One of my oldest Doodle dogs came in for his regular checkup earlier this week, and his family asked me “How long can we expect Snickerdoodle here to live?” How long do Golden Doodles live?
As a veterinarian with over 20 years experience, I expect this particular Doodle dog breed to live anywhere between 11-13 years with otherwise great health. This can be shortened if certain health conditions emerge.
What Can Shorten A Golden Doodle’s Life?
There are two very broad ways to look at this question:
- Conditions which can affect any dog breed
- Conditions that Golden Doodles are more prone to because they are mixed with Golden Retrievers
Conditions Which Can Affect Any Dog Breed
Even dogs that are mixed breeds are still capable of developing cancer, heart disease, kidney disease, and other conditions simply because they grow older. These chronic diseases can wear them down and shorten their lives.
Being a Doodle won’t protect a dog from any of these issues. Much of it has to do with a genetic variance that (as of yet) can’t be predicted.
Conditions That Will Affect Golden Doodles Because They Have Golden Retriever Genetics
I absolutely love Golden Retrievers, and I know this is a very popular opinion. Unfortunately, the popularity of this breed coupled with the large litters that are produced have diluted the great qualities for which this breed is famous.
The over-breeding of Golden Retrievers have also allowed certain (formally recessive) inferior genetics to trigger chronic health conditions far more commonly than they used to.
Let’s list these health conditions:
- Degenerative Joint Disease
- Cancer (Neoplasia)
How Do Breeders Make Golden Doodles Healthier?
There are two major ways that Doodles can be healthier than regular Golden Retrievers:
- Start with the healthiest Golden Retrievers possible to initiate Golden Doodle lines
- Create high-quality F2 Doodle lines
If you’re an experienced Golden Doodle owner, you likely know what an F2 or F1 Doodle is. For the rest of the world, let’s break it down.
How Are Golden Doodles Graded?
In order to create a Golden Doodle, you need a purebred Golden Retriever and a purebred Standard Poodle to mate. The puppies of this mating are called F1 Golden Doodles.
When two F1 Golden Doodles are mated with each other, the puppies of that litter are called F2 Golden Doodles.
The goal, as stated by the Goldendoodle Association of North America (GANA) in regards to the development of this breed is:
GANA’s goal is to guide the development of the Goldendoodle breed in the best possible way using current science and technology available to enhance health, raise puppies with the best possible temperaments, and avoid the mistakes of many of the AKC breeds regarding genetic diversity.Golden Doodle Association Web Site
Golden Doodles are not just 50% Golden and 50% Poodle. There’s a whole range of possible mixes depending on whether the parents are F1, F1B (where a F1 is mated with another purebred Poodle), or F2.

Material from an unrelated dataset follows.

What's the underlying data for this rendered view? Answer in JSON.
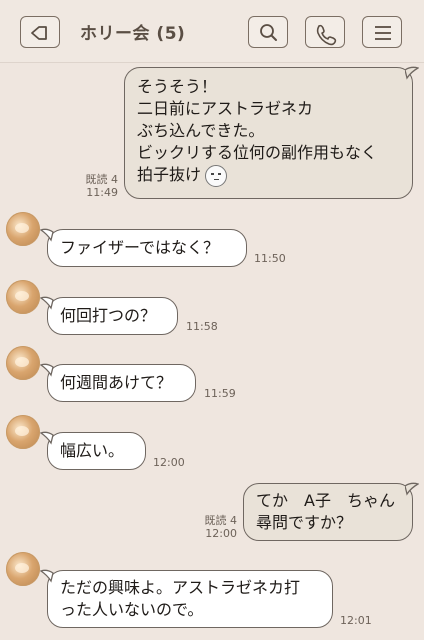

“Multigen” Doodles are ones born to Golden Doodle Parents (F2 or F1B) and are where the difficulty lies in producing the healthiest puppies with the best personalities.
With the advent of genetic testing, it’s more possible than ever to screen parent dogs for diseases to try and weed out poor breeding candidates.
How Can I Get My Golden Doodle To Live Longer?
There are 3 main ways that I advocate my Doodle parents
- Keep your doodle at an optimal weight (varies per dog). The goal is a bit of an “hourglass” shape where you can also feel the ribs with your fingers but not see them through the skin.
- Regular Checkups At The Vet – Stay On Top Of These Issues:
- Kidney or Liver Disease
- New lumps
- DON’T FEED GRAIN-FREE DIETS!!!!!
I know I’m going to get a lot of grief for this last statement, but to be perfectly honest – there is ZERO scientific proof that grain-free diets are good for dogs.
In fact, there is one recently discovered study linking the feeding of grain-free diets to the development of heart disease in dogs that normally don’t see heart disease. One of those breeds? Golden Retrievers.
Can Doodles be susceptible to this? Why not? They have some level of Golden Retriever in them so they are going to be vulnerable.
Why All Of This Is Just Theory
My oldest living Doodle patient is now
12 13 years old. I know this because I just saw him last week. We really don’t know how long this particular cross-breed will live because we don’t have much evidence one way or another.
It will likely take another decade or two to really formulate an idea on how long these dogs will live on average and what we see them die from. During that time, the genetics of the Golden Doodle will evolve and change to suit each breeder’s desired characteristics in their dogs.
Whether or not the Golden Doodle can ever become an AKC-recognized breed depends a great deal on how much of the science behind the breeding is used to create the “perfect” Doodle. The popularity of this “breed” is so great right now and the sheer amount of variety you can get from mating one Doodle to another will make this difficult.
Golden Doodles should live to an age of 11-13 years. This is my own personal assessment based on how long Standard Poodles and Golden Retrievers usually live. If we want them to live longer, breeders need to follow DNA-backed science to produce the best possible litters.